Absolutely right. We should be protected by law, but we aren't and it is the law makers of this country (the Government) who take full advantage of the lack of protective law.
I agree, but we can not just stop caring when we reach 40hrs of caring, the only person to suffer then would be the person we care for, that i would never do no matter how hard it was for me.

Tony
I agree, but we can not just stop caring when we reach 40hrs of caring, the only person to suffer then would be the person we care for, that i would never do no matter how hard it was for me.

Tony
Well, I think we can stop caring if we are minded to. Just put your foot down and inform your local authority that you will stop caring as of (date four weeks from now) unless they provide XYZ. Then stand back and see what happens. It can be quite instructive. If the solution is daily respite in a day centre, home care, or a nursing home, then so be it....you dont stop being a carer because you will still be visiting and/or providing support on a regular basis and monitoring the standard of care, but you can avoid the sleepless nights. Nobody can care well for more than 40 hours a week, you simply end up being a lousy carer, and who benefits from that?
Carers may become latest beneficiaries of equality legislation
22/10/2007


As a European court case looks set to make caring the seventh ‘equalities strand’, experts at law firm, Cobbetts, are urging employers to take a close look at their flexible working policies to avoid litigation.

The European Court of Justice has recently heard the case of Sharon Coleman and must decide whether she was discriminated against by her employer when it came to caring for her severely disabled son, while those with non-disabled children faced no barriers when they requested flexible working. A ruling in favour of Coleman would mean that employers have to ensure equal treatment for carers in the same way as they currently consider gender, race, age, sexual orientation, disability and faith.

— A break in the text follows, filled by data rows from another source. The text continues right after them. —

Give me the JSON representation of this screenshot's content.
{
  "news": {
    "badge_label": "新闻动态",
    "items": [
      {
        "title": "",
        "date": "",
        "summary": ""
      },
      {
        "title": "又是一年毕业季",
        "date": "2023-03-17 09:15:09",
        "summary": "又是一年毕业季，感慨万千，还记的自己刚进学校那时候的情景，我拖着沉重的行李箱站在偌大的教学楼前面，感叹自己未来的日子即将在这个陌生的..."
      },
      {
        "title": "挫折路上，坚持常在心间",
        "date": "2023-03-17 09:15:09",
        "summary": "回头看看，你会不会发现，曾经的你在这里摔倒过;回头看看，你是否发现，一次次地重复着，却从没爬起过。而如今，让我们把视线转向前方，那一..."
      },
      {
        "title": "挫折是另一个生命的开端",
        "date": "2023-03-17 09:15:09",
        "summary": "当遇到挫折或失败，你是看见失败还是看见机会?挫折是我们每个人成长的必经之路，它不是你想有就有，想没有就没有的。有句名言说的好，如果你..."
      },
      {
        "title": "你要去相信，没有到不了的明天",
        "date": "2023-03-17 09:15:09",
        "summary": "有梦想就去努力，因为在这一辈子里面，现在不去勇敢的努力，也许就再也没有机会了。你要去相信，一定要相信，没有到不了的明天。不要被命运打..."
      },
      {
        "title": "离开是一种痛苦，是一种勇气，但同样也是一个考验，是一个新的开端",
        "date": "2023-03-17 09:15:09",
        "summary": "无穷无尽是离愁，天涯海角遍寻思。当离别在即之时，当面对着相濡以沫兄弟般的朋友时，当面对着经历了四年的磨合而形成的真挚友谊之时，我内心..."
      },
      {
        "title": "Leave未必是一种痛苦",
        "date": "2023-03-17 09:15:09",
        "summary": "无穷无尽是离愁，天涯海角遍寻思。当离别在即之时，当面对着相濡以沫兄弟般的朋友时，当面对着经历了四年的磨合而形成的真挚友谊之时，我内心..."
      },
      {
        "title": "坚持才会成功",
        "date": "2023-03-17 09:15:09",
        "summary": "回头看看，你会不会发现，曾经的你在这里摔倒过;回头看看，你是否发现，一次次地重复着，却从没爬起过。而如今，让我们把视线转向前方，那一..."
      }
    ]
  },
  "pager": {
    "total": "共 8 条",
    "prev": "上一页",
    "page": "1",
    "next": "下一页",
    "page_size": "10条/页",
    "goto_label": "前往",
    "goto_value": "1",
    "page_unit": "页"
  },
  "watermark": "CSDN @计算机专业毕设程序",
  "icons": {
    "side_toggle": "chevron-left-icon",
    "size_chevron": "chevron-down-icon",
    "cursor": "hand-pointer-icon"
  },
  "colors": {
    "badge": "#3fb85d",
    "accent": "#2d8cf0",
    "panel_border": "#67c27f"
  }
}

The decision has been delayed until January.

Parents of disabled children under the age of 18 have had the right to request flexible working since 2003, and an employer can only refuse if they have a justifiable business reason for doing so.

Judith Watson, head of employment at Cobbetts, said: “Employers must examine their flexible working policy to ensure that there is no preferential treatment, whether intentional or not.â€Â
http://www.personneltoday.com/

A crucial European legal opinion that could dramatically increase the workplace rights of carers has been delayed.

The Advocate General, one of the European Union's senior legal experts, was due to give his opinion on a landmark case on the rights of carers last week before the European Court of Justice (ECJ).

Attridge Law v Coleman concerns the claim of a single mother of a five-year-old disabled boy.

Coleman claims she was discriminated against, contrary to the Disability Discrimination Act, because she is her son's primary carer.

If successful, the case would introduce "associative" protection to all carers of disabled and elderly people from workplace discrimination, based on their caring responsibilities.

At the moment, carers only have the right to request flexible working.

However, the legal opinion has now been postponed until 31 January.

The case will be determined by the ECJ later this year, but the Advocate General's opinion is influential and likely to be followed by the court.
31st of January in the Diary.

Along with the unfair bankcharge decision it could be an interesting month.
31st of January in the Diary.

Along with the unfair bankcharge decision it could be an interesting month.
I am keeping an eye on the bank charges one too.Lets just say my eldest daughter been a bit silly Image Image .If you come across any news about this can you let me know please.

Thanks
Rosemary
x x x
The judgement is due tomorrow morning. It is a case that could have big implications for carers' rights so I wanted to bring this back to the fore.

To remind others, who may not know the background - the issue is whether a carer is covered by disibility discrimination laws by their association with disability. Sharon Coleman is claiming in the European courts that she was discriminated against in her job because she was a carer for her disabled son.

Matt
Look forward to seeing the outcome Matt especially if beneficial to carers